Compromise could lead to passage of Sunday alcohol sales law
BATON ROUGE, LA (NBC33) — Compromise may lead to a repealing of East Baton Rouge's blue laws when Metro Council convenes on Wednesday.
The council will discuss, and likely vote on, two separate ordinances involving alcohol sales. One would allow bars to open on Sundays, and let restaurants and grocery stores sell alcohol during their regular business hours. The other would allow businesses to apply for permits that would allow them to stay open until 4:00 a.m. three days a week.
Sunday sales were rejected when the issue first came up for a vote two weeks ago. Some council members thought the risk of drunk drivers outweighed the benefit to local businesses.
"Bar owners and business owners in general, I believe that the government should generally take a step back from regulating them," said Councilwoman Alison Gary, who wrote the proposal.
Removing restrictions from grocery stores is "just a matter of convenience to me," Gary said. "If I'm there at 10:30 as opposed to 11:00, I feel like I should be able to buy a bottle of wine."
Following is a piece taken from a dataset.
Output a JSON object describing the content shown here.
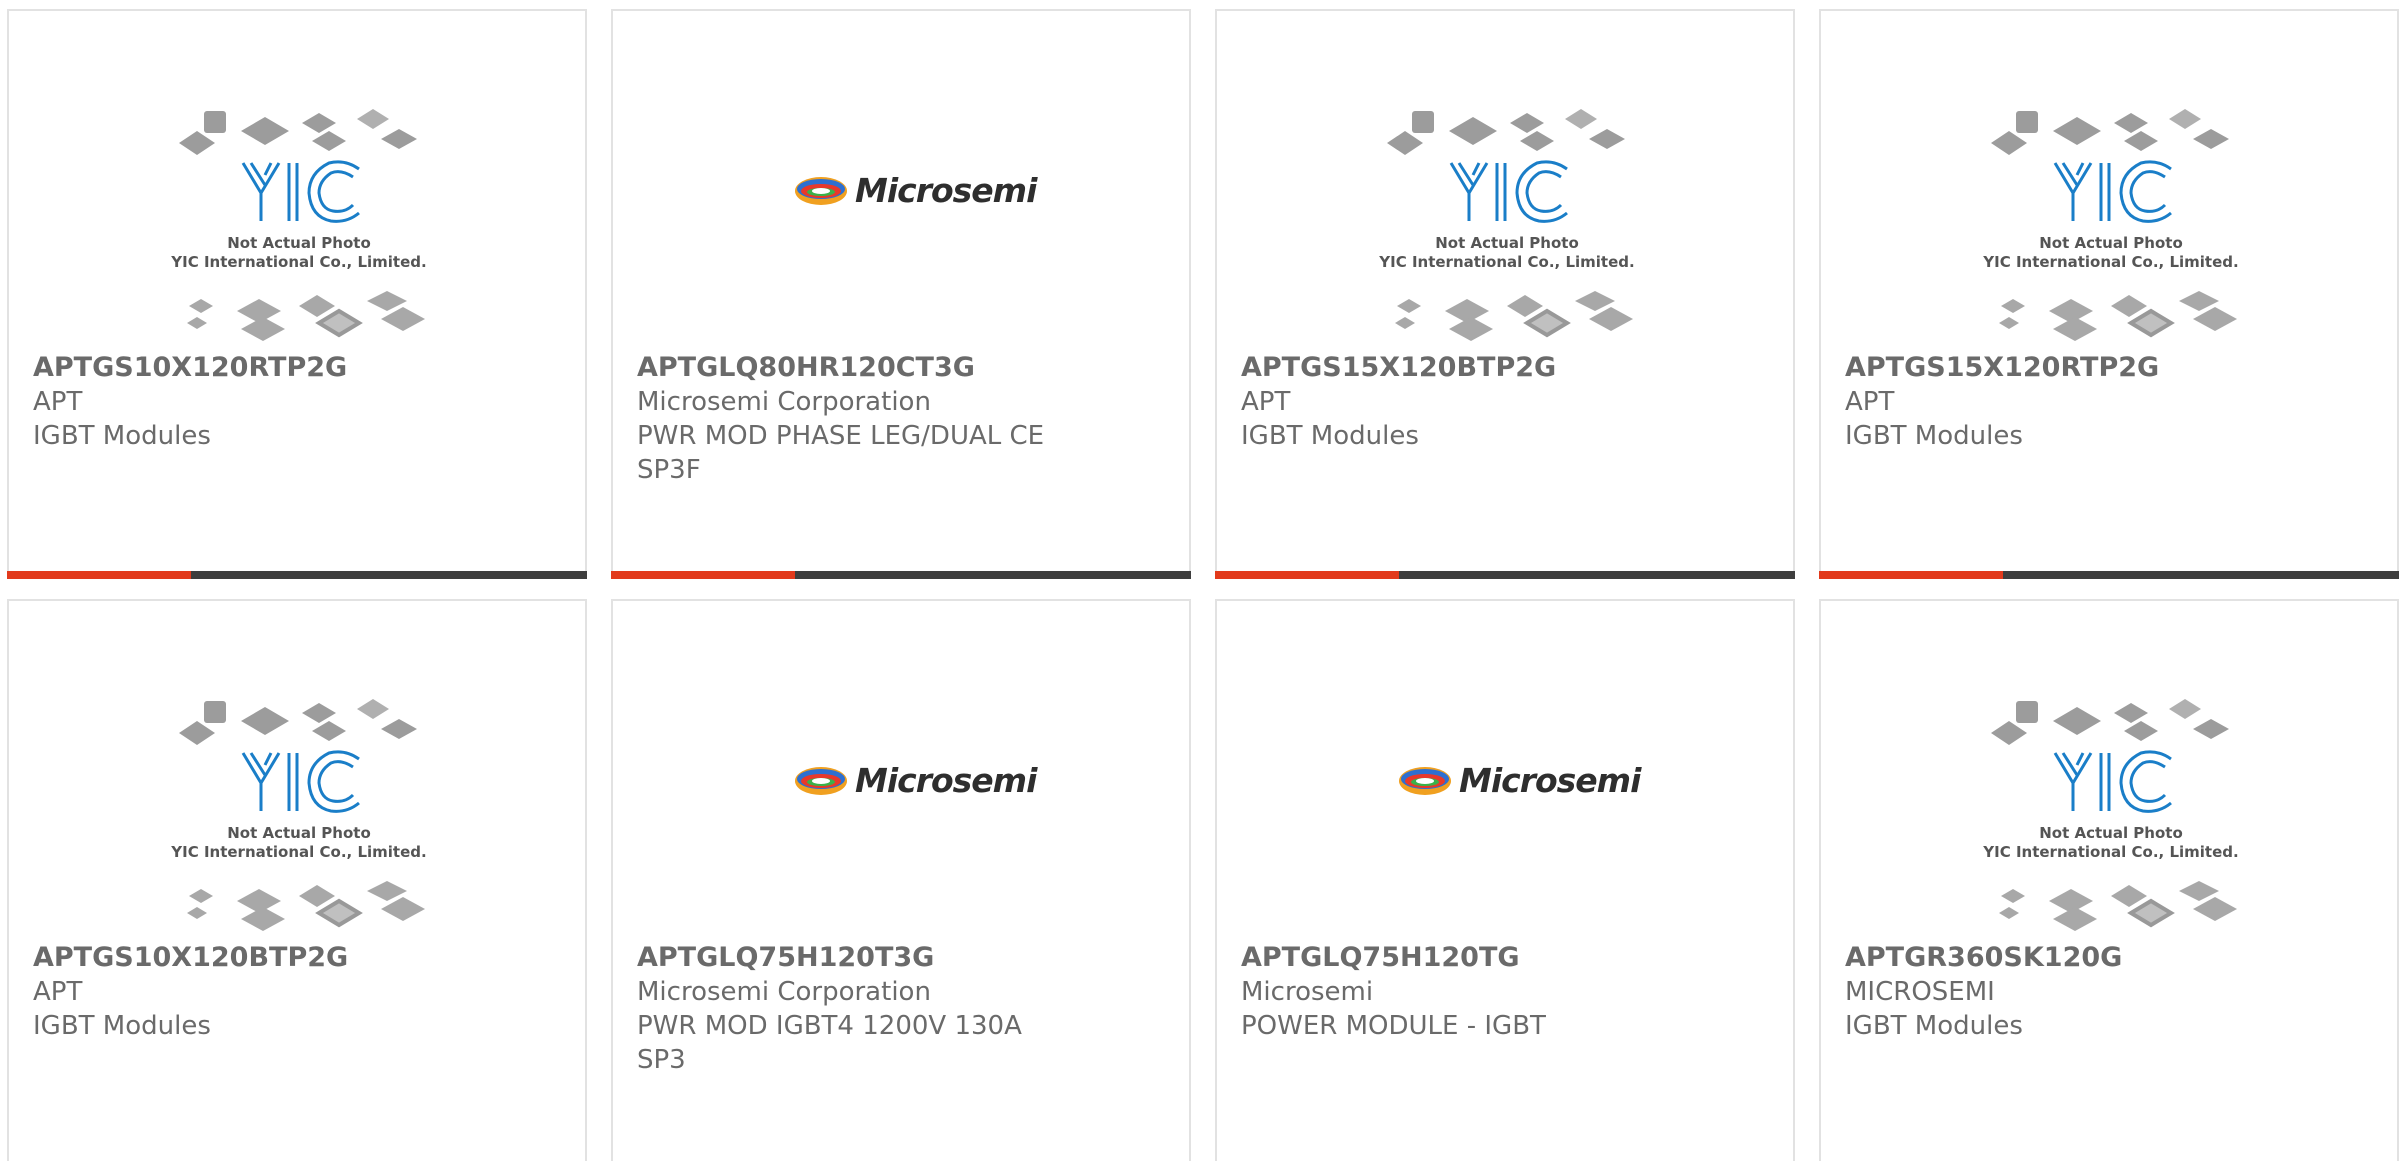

Most of the people who spoke with NBC33 on Tuesday were in favor of rolling back the restrictions. But the percentage was higher among younger people.
"No reason not to (repeal the law)," said Cody Pfister, "as far as I'm concerned."
"Church and state should be separated, I feel like," said Tommy Clark. "Why would it just be Sunday? Why not Tuesday?"
Baton Rouge Police Chief Dewayne White was one of the strongest critics of the plan when it was first proposed, saying that it would lead to a large increase in the number of drunk drivers. So Councilwoman Gary revised her initiative.
"I talked to Chief White," she said, "and he said that he would feel much more comfortable if, on Sundays, bars were allowed to stay open until midnight, because as he explained it, a lot of their calls to bars are between the hours of midnight and two."
Gary said her constituents agree with the change.
"Most of the calls and the feedback that I'm getting," she said, "an overwhelming majority, has been in favor of repealing the blue laws, and just letting people decide for themselves and letting business owners decide for themselves what they want to do on Sundays."
"It'll be beneficial for the people owning the bars. They'll be able to bring in more money," said Nick Bennett. "And as long as it's not hurting anyone around the area, I don't think that it'll be a bad idea."
Gary says she looked for compromise, because the details are not as important to her as the principle.
"The idea that a business owner is not allowed to open up one day out of the week," she said, "is just not fair to me."
The Metro Council will take up the issue of late-hours permits for the first time Wednesday. Operators would be able to ask for permission to stay open two hours later. If granted, the permit would cost $40,000.
Gary was hesitant to say if she would support the idea.
"And I understand what Councilman (Ulysses) Addison's trying to do," she said. "He's trying to fund enforcement. I just don't know, I don't necessarily think that that's a fair way to do it."
Both proposals are on the agenda for the council's meeting at 4:00 p.m., Wednesday, October 24th.